“There is an old marketing adage, ‘identify what your customers want and provide them with it profitably’. Therefore, to see the number of Irish meat lines that were piled into a reduced section on the end of a fixture with other products coming up to their sell-by-date, is just wrong and makes no commercial sense. This is testimony that Scottish consumers have an allegiance to Scottish products.”

Dumfries-based beef farmer, Tom Neill, told The SF that no Scotch beef or lamb was available in his local Tesco in Lockerbie, and after speaking to customer service about other stores in the country, he was told that it was similar picture in Glasgow, and other areas, with no indication of when they would be back on shelves.

“There is Irish beef and New Zealand lamb on sale in my local Tesco, alongside British beef, but nothing labelled as Scottish,” reported Mr Neill. “All meats were muddled together with no distinction between packets – all had identical packaging, colouring and logos, the only difference was the small print detailing origin.

“What other country would stomach home produce not being stocked in their own stores, to be replaced by imported produce with a token gesture of British?” he asked, adding that it did not add up given moves to reduce food miles and buy local.

“Why not stock only Scottish beef as we have the lowest carbon footprint and it is right here on our doorstep?
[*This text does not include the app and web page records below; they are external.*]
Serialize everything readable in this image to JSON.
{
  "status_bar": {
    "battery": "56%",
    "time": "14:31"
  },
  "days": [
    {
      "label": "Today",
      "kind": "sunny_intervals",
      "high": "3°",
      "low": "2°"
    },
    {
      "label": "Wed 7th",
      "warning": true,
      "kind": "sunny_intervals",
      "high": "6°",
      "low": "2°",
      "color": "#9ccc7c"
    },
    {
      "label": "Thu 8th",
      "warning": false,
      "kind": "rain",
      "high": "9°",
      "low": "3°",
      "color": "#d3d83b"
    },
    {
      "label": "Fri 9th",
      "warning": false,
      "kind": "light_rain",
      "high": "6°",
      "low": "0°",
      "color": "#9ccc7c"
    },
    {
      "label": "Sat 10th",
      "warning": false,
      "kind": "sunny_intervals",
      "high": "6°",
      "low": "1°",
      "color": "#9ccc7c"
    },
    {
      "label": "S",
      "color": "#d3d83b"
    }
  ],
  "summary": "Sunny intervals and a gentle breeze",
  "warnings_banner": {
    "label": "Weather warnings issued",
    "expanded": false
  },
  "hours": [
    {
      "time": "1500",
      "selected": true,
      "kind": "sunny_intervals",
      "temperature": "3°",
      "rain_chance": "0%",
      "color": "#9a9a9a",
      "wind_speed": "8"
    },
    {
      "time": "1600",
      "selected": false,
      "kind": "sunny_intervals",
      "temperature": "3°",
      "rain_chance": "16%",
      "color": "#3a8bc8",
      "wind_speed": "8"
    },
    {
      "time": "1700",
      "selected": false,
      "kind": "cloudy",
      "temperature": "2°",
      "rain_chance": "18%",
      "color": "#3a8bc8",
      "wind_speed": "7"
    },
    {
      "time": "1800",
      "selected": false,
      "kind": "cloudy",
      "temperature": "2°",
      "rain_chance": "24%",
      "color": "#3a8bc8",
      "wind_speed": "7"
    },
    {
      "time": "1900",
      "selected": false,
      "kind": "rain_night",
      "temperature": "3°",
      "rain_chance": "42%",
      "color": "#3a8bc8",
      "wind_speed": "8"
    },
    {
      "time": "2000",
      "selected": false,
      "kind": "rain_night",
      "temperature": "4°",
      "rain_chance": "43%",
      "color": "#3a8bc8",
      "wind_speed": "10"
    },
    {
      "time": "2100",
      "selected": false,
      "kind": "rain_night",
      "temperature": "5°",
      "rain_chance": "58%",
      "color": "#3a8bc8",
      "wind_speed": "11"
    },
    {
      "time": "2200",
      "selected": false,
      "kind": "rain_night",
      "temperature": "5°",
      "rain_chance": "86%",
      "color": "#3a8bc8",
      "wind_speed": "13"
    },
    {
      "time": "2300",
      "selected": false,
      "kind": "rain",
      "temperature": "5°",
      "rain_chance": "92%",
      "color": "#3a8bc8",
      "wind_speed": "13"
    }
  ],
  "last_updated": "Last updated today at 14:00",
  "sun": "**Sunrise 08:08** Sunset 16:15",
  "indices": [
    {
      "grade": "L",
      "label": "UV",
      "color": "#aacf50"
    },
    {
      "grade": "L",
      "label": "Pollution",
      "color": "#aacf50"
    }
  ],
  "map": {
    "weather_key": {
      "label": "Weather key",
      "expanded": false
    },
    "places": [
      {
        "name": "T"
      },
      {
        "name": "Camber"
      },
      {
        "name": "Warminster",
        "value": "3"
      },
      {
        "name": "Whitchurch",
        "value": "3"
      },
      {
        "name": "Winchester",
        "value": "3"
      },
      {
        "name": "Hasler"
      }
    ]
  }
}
If Tesco is choosing to not buy Scottish and favour Irish beef, it could affect the price I get for my own beef, as one can only assume they are getting Irish beef at a much cheaper price.”

Tesco insisted that overall volumes of Scotch beef and lamb had not dropped and it has come to light that some of these products had been appearing in stores south of the Border.

The SF was told that a shelf watch conducted at four Tesco stores in the Midlands revealed Scottish beef and lamb were found alongside Irish beef – with no British-labelled produce in sight.

Neil Shand, of the National Beef Association, commented: “There is a bit of substance in Tesco’s argument in that it is experiencing logistics issues, with products clearly ending up in places they shouldn’t, but this doesn’t justify the volume of Irish beef on their shelves.

“It looks suspiciously like the surplus of Irish meat in the market – as a result of Asda stepping up its commitment to British – has found its way into Tesco stores at a time where Irish beef prices have been falling,” suggested Mr Shand.

“The majority of major retailers recognise the rising consumer connection to buying local and Tesco could see its market share impacted by their recent actions,” he warned. “It is time for Tesco to start supporting the people that support them!”

A spokesperson for Tesco told The SF that it had not increased the volumes of Irish beef or New Zealand lamb in its stores and would revert back to labelling Scotch beef and lamb in Scottish stores as soon as it was feasible again.